WHAT THE EXERCISE ASKS: Copy each line below without leaving any out.

═════ GIVEN DATA ═════

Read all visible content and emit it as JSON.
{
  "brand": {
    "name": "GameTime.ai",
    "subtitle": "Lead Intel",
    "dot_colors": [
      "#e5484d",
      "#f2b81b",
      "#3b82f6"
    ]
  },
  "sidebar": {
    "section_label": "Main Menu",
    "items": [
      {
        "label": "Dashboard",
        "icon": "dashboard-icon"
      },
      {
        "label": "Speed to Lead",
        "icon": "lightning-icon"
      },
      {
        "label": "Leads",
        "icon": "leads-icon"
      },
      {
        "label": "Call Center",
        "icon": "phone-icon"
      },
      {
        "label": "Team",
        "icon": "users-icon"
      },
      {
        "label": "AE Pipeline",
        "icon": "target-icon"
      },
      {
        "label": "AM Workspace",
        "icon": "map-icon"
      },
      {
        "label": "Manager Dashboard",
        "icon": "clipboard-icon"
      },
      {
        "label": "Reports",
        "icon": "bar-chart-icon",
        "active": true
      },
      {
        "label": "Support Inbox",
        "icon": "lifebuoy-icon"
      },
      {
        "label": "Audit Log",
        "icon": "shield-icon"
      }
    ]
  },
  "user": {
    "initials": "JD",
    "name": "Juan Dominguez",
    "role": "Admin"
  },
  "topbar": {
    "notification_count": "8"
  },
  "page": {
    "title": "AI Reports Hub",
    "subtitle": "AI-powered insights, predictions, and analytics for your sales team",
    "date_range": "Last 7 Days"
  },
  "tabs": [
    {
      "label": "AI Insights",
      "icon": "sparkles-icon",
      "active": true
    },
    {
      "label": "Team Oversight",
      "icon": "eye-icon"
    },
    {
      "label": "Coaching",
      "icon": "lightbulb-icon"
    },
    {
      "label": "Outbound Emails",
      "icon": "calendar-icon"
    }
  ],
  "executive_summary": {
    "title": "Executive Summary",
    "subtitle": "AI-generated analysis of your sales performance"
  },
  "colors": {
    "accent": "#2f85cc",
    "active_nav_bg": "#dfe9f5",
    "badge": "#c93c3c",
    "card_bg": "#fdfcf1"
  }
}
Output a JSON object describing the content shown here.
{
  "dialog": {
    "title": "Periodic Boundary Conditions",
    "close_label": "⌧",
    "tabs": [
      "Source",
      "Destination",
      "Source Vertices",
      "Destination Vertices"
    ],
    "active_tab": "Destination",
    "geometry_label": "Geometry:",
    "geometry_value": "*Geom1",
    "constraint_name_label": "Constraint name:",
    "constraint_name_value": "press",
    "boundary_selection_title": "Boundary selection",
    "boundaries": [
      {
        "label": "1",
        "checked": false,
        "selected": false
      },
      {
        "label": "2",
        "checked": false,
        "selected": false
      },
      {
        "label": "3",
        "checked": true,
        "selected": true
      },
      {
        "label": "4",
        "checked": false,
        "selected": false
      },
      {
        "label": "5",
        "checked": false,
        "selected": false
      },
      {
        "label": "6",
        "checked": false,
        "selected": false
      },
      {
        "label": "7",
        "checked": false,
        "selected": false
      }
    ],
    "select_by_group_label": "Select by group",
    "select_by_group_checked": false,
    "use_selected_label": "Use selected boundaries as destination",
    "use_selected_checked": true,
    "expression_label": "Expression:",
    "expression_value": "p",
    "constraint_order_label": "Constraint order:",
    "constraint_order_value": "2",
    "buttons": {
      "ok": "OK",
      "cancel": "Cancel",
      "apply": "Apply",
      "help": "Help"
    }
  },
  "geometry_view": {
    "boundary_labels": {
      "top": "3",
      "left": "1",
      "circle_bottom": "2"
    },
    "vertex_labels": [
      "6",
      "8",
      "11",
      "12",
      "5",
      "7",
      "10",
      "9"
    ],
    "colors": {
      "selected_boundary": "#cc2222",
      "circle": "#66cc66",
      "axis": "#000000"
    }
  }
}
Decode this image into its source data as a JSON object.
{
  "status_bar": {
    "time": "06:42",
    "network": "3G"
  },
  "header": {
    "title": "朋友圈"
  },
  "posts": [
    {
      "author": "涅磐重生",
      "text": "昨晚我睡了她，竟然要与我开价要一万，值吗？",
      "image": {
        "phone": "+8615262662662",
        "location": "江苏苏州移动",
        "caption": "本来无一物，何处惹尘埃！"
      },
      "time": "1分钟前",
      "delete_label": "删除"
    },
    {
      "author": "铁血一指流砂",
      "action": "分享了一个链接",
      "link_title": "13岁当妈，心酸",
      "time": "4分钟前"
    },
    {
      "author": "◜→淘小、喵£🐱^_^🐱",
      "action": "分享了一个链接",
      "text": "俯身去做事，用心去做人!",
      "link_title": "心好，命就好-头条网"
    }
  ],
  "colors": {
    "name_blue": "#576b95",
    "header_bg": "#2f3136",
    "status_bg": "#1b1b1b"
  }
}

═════

RESULT FOR THIS EXERCISE:
Read all visible content and emit it as JSON.
{
  "brand": {
    "name": "GameTime.ai",
    "subtitle": "Lead Intel",
    "dot_colors": [
      "#e5484d",
      "#f2b81b",
      "#3b82f6"
    ]
  },
  "sidebar": {
    "section_label": "Main Menu",
    "items": [
      {
        "label": "Dashboard",
        "icon": "dashboard-icon"
      },
      {
        "label": "Speed to Lead",
        "icon": "lightning-icon"
      },
      {
        "label": "Leads",
        "icon": "leads-icon"
      },
      {
        "label": "Call Center",
        "icon": "phone-icon"
      },
      {
        "label": "Team",
        "icon": "users-icon"
      },
      {
        "label": "AE Pipeline",
        "icon": "target-icon"
      },
      {
        "label": "AM Workspace",
        "icon": "map-icon"
      },
      {
        "label": "Manager Dashboard",
        "icon": "clipboard-icon"
      },
      {
        "label": "Reports",
        "icon": "bar-chart-icon",
        "active": true
      },
      {
        "label": "Support Inbox",
        "icon": "lifebuoy-icon"
      },
      {
        "label": "Audit Log",
        "icon": "shield-icon"
      }
    ]
  },
  "user": {
    "initials": "JD",
    "name": "Juan Dominguez",
    "role": "Admin"
  },
  "topbar": {
    "notification_count": "8"
  },
  "page": {
    "title": "AI Reports Hub",
    "subtitle": "AI-powered insights, predictions, and analytics for your sales team",
    "date_range": "Last 7 Days"
  },
  "tabs": [
    {
      "label": "AI Insights",
      "icon": "sparkles-icon",
      "active": true
    },
    {
      "label": "Team Oversight",
      "icon": "eye-icon"
    },
    {
      "label": "Coaching",
      "icon": "lightbulb-icon"
    },
    {
      "label": "Outbound Emails",
      "icon": "calendar-icon"
    }
  ],
  "executive_summary": {
    "title": "Executive Summary",
    "subtitle": "AI-generated analysis of your sales performance"
  },
  "colors": {
    "accent": "#2f85cc",
    "active_nav_bg": "#dfe9f5",
    "badge": "#c93c3c",
    "card_bg": "#fdfcf1"
  }
}
Output a JSON object describing the content shown here.
{
  "dialog": {
    "title": "Periodic Boundary Conditions",
    "close_label": "⌧",
    "tabs": [
      "Source",
      "Destination",
      "Source Vertices",
      "Destination Vertices"
    ],
    "active_tab": "Destination",
    "geometry_label": "Geometry:",
    "geometry_value": "*Geom1",
    "constraint_name_label": "Constraint name:",
    "constraint_name_value": "press",
    "boundary_selection_title": "Boundary selection",
    "boundaries": [
      {
        "label": "1",
        "checked": false,
        "selected": false
      },
      {
        "label": "2",
        "checked": false,
        "selected": false
      },
      {
        "label": "3",
        "checked": true,
        "selected": true
      },
      {
        "label": "4",
        "checked": false,
        "selected": false
      },
      {
        "label": "5",
        "checked": false,
        "selected": false
      },
      {
        "label": "6",
        "checked": false,
        "selected": false
      },
      {
        "label": "7",
        "checked": false,
        "selected": false
      }
    ],
    "select_by_group_label": "Select by group",
    "select_by_group_checked": false,
    "use_selected_label": "Use selected boundaries as destination",
    "use_selected_checked": true,
    "expression_label": "Expression:",
    "expression_value": "p",
    "constraint_order_label": "Constraint order:",
    "constraint_order_value": "2",
    "buttons": {
      "ok": "OK",
      "cancel": "Cancel",
      "apply": "Apply",
      "help": "Help"
    }
  },
  "geometry_view": {
    "boundary_labels": {
      "top": "3",
      "left": "1",
      "circle_bottom": "2"
    },
    "vertex_labels": [
      "6",
      "8",
      "11",
      "12",
      "5",
      "7",
      "10",
      "9"
    ],
    "colors": {
      "selected_boundary": "#cc2222",
      "circle": "#66cc66",
      "axis": "#000000"
    }
  }
}
Decode this image into its source data as a JSON object.
{
  "status_bar": {
    "time": "06:42",
    "network": "3G"
  },
  "header": {
    "title": "朋友圈"
  },
  "posts": [
    {
      "author": "涅磐重生",
      "text": "昨晚我睡了她，竟然要与我开价要一万，值吗？",
      "image": {
        "phone": "+8615262662662",
        "location": "江苏苏州移动",
        "caption": "本来无一物，何处惹尘埃！"
      },
      "time": "1分钟前",
      "delete_label": "删除"
    },
    {
      "author": "铁血一指流砂",
      "action": "分享了一个链接",
      "link_title": "13岁当妈，心酸",
      "time": "4分钟前"
    },
    {
      "author": "◜→淘小、喵£🐱^_^🐱",
      "action": "分享了一个链接",
      "text": "俯身去做事，用心去做人!",
      "link_title": "心好，命就好-头条网"
    }
  ],
  "colors": {
    "name_blue": "#576b95",
    "header_bg": "#2f3136",
    "status_bg": "#1b1b1b"
  }
}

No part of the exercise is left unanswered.